                 falling back to "#" only if no section number could be found.
                 Section  numbers  are  found  by  looking  for  the   nearest
                 preceding  start  tag with a class of "secno" or "no-num". In
                 the case of "secno", the contents of that element  are  taken
                 as the section number. In the case of "no-num" the section is
                 assumed to have no  number  and  hxindex  will  print  a  "#"
                 instead.  These  classes  are also used by hxnum(1), so it is
                 useful to run hxindex after hxnum, e.g.,

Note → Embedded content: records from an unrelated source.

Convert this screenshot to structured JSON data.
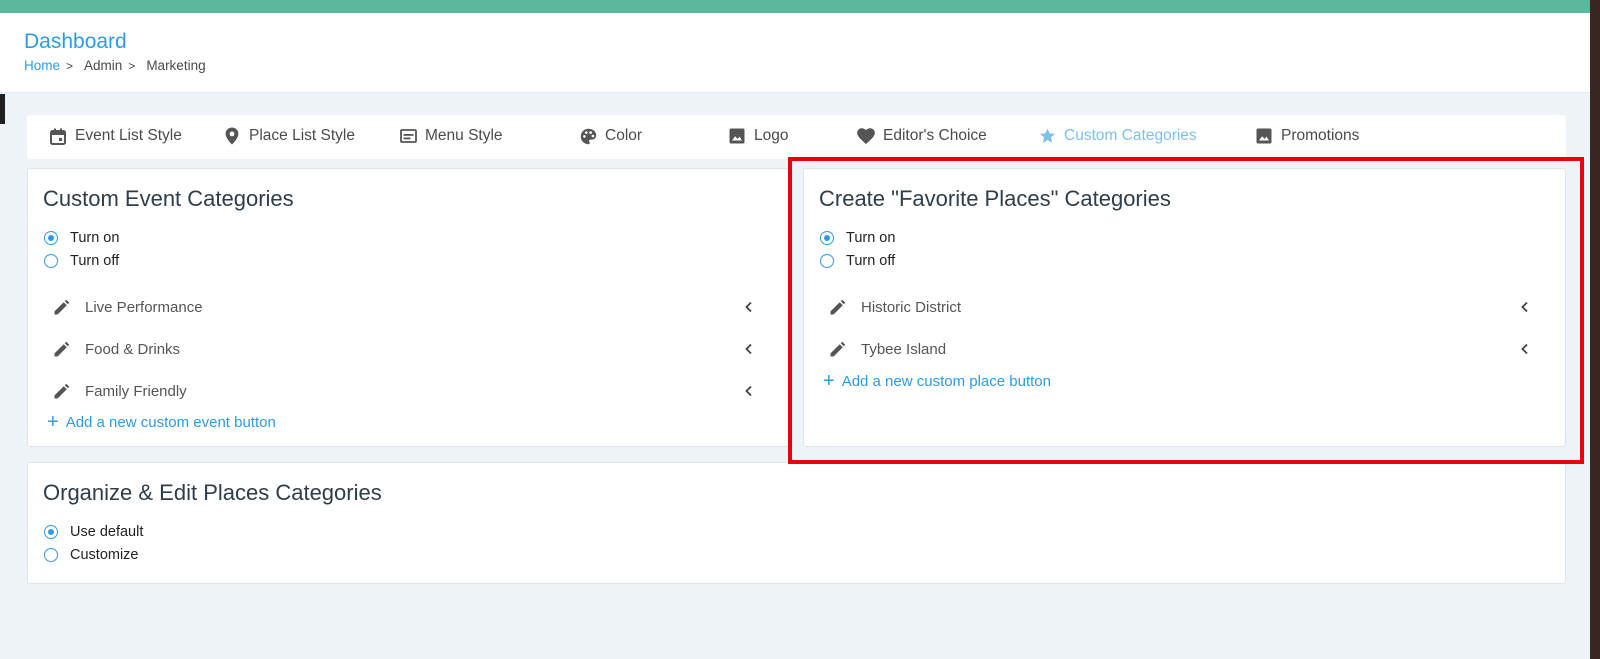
{
  "header": {
    "title": "Dashboard",
    "breadcrumb": [
      "Home",
      "Admin",
      "Marketing"
    ],
    "separator": ">"
  },
  "tabs": [
    {
      "label": "Event List Style",
      "icon": "calendar-icon"
    },
    {
      "label": "Place List Style",
      "icon": "map-pin-icon"
    },
    {
      "label": "Menu Style",
      "icon": "menu-card-icon"
    },
    {
      "label": "Color",
      "icon": "palette-icon"
    },
    {
      "label": "Logo",
      "icon": "image-icon"
    },
    {
      "label": "Editor's Choice",
      "icon": "heart-icon"
    },
    {
      "label": "Custom Categories",
      "icon": "star-icon",
      "active": true
    },
    {
      "label": "Promotions",
      "icon": "image-icon"
    }
  ],
  "event_card": {
    "title": "Custom Event Categories",
    "options": [
      {
        "label": "Turn on",
        "selected": true
      },
      {
        "label": "Turn off",
        "selected": false
      }
    ],
    "items": [
      "Live Performance",
      "Food & Drinks",
      "Family Friendly"
    ],
    "add_label": "Add a new custom event button"
  },
  "places_card": {
    "title": "Create \"Favorite Places\" Categories",
    "options": [
      {
        "label": "Turn on",
        "selected": true
      },
      {
        "label": "Turn off",
        "selected": false
      }
    ],
    "items": [
      "Historic District",
      "Tybee Island"
    ],
    "add_label": "Add a new custom place button"
  },
  "organize_card": {
    "title": "Organize & Edit Places Categories",
    "options": [
      {
        "label": "Use default",
        "selected": true
      },
      {
        "label": "Customize",
        "selected": false
      }
    ]
  },
  "colors": {
    "accent": "#2e9be4",
    "topbar": "#5cb89c",
    "highlight": "#e8000b",
    "active_tab": "#7cc0ee"
  }
}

                     hxnum myfile.html | hxindex -n >mynewfile.html

       -f        Remove title attributes that were used for the index as  well
                 as  the comments that delimit the inserted index. This avoids
                 that browsers display these  attributes.  Note  that  hxindex
                 cannot be run again on its own output if this option is used.
                 (Mnemonic: "freeze" or "final".)


       The following operand is supported:

                 The name of an HTML or XML file or the URL of one. If absent,
                 or if the file is "-", standard input is read instead.


       The  input is assumed to be in UTF-8, but the current locale is used to
       determine the sorting order of the index terms. I.e., hxindex looks  at
       the   LANG,   LC_ALL   and/or  LC_COLLATE  environment  variables.  See


       The following exit values are returned:

       0         Successful completion.

       >0        An error occurred in parsing the HTML file.


       asc2xml(1), hxnormalize(1), hxnum(1), hxprune(1), hxtoc(1), hxunent(1),
       xml2asc(1), locale(1), UTF-8 (RFC 2279)


       Assumes  UTF-8  as input. Doesn’t expand character entities (apart from
       the standard ones: "&amp;", "&lt;", "&gt" and "&quot").  Instead,  pipe
       the  input  through hxunent(1) and, if needed, asc2xml(1) to convert it
       to UTF-8.